*Work order*. All of the records should come back exactly as written.

Dataset rows describing interfaces:
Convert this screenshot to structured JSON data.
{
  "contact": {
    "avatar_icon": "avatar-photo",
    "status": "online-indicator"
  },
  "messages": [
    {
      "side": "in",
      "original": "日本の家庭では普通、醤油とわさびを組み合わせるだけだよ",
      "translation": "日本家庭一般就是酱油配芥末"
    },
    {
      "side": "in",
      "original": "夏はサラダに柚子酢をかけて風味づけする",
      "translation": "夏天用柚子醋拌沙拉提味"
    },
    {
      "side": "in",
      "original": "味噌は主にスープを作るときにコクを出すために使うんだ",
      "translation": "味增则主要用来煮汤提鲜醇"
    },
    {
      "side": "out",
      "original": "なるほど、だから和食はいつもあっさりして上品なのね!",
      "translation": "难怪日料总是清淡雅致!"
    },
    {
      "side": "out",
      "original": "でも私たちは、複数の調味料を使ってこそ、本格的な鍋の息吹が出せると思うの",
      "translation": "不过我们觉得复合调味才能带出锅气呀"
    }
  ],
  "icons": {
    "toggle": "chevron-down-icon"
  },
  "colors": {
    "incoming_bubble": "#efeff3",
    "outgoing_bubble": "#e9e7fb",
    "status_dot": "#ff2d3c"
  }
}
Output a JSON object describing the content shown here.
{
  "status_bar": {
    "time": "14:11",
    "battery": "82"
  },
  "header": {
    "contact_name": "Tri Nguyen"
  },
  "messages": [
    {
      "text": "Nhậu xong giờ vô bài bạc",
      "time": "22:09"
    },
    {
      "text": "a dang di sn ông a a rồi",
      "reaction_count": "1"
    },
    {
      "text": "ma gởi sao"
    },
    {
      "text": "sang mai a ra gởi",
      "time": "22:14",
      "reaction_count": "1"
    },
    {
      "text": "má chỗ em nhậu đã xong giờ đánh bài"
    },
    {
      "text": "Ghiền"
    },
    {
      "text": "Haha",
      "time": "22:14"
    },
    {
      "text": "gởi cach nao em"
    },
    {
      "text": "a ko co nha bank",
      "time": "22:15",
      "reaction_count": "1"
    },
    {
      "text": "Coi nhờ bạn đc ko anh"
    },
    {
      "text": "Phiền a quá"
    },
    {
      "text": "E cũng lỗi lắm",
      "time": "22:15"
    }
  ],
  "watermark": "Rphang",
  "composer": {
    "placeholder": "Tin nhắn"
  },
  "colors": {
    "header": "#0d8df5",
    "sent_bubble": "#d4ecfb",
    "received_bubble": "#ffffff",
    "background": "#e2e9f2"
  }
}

*Result for this task*.
Convert this screenshot to structured JSON data.
{
  "contact": {
    "avatar_icon": "avatar-photo",
    "status": "online-indicator"
  },
  "messages": [
    {
      "side": "in",
      "original": "日本の家庭では普通、醤油とわさびを組み合わせるだけだよ",
      "translation": "日本家庭一般就是酱油配芥末"
    },
    {
      "side": "in",
      "original": "夏はサラダに柚子酢をかけて風味づけする",
      "translation": "夏天用柚子醋拌沙拉提味"
    },
    {
      "side": "in",
      "original": "味噌は主にスープを作るときにコクを出すために使うんだ",
      "translation": "味增则主要用来煮汤提鲜醇"
    },
    {
      "side": "out",
      "original": "なるほど、だから和食はいつもあっさりして上品なのね!",
      "translation": "难怪日料总是清淡雅致!"
    },
    {
      "side": "out",
      "original": "でも私たちは、複数の調味料を使ってこそ、本格的な鍋の息吹が出せると思うの",
      "translation": "不过我们觉得复合调味才能带出锅气呀"
    }
  ],
  "icons": {
    "toggle": "chevron-down-icon"
  },
  "colors": {
    "incoming_bubble": "#efeff3",
    "outgoing_bubble": "#e9e7fb",
    "status_dot": "#ff2d3c"
  }
}
Output a JSON object describing the content shown here.
{
  "status_bar": {
    "time": "14:11",
    "battery": "82"
  },
  "header": {
    "contact_name": "Tri Nguyen"
  },
  "messages": [
    {
      "text": "Nhậu xong giờ vô bài bạc",
      "time": "22:09"
    },
    {
      "text": "a dang di sn ông a a rồi",
      "reaction_count": "1"
    },
    {
      "text": "ma gởi sao"
    },
    {
      "text": "sang mai a ra gởi",
      "time": "22:14",
      "reaction_count": "1"
    },
    {
      "text": "má chỗ em nhậu đã xong giờ đánh bài"
    },
    {
      "text": "Ghiền"
    },
    {
      "text": "Haha",
      "time": "22:14"
    },
    {
      "text": "gởi cach nao em"
    },
    {
      "text": "a ko co nha bank",
      "time": "22:15",
      "reaction_count": "1"
    },
    {
      "text": "Coi nhờ bạn đc ko anh"
    },
    {
      "text": "Phiền a quá"
    },
    {
      "text": "E cũng lỗi lắm",
      "time": "22:15"
    }
  ],
  "watermark": "Rphang",
  "composer": {
    "placeholder": "Tin nhắn"
  },
  "colors": {
    "header": "#0d8df5",
    "sent_bubble": "#d4ecfb",
    "received_bubble": "#ffffff",
    "background": "#e2e9f2"
  }
}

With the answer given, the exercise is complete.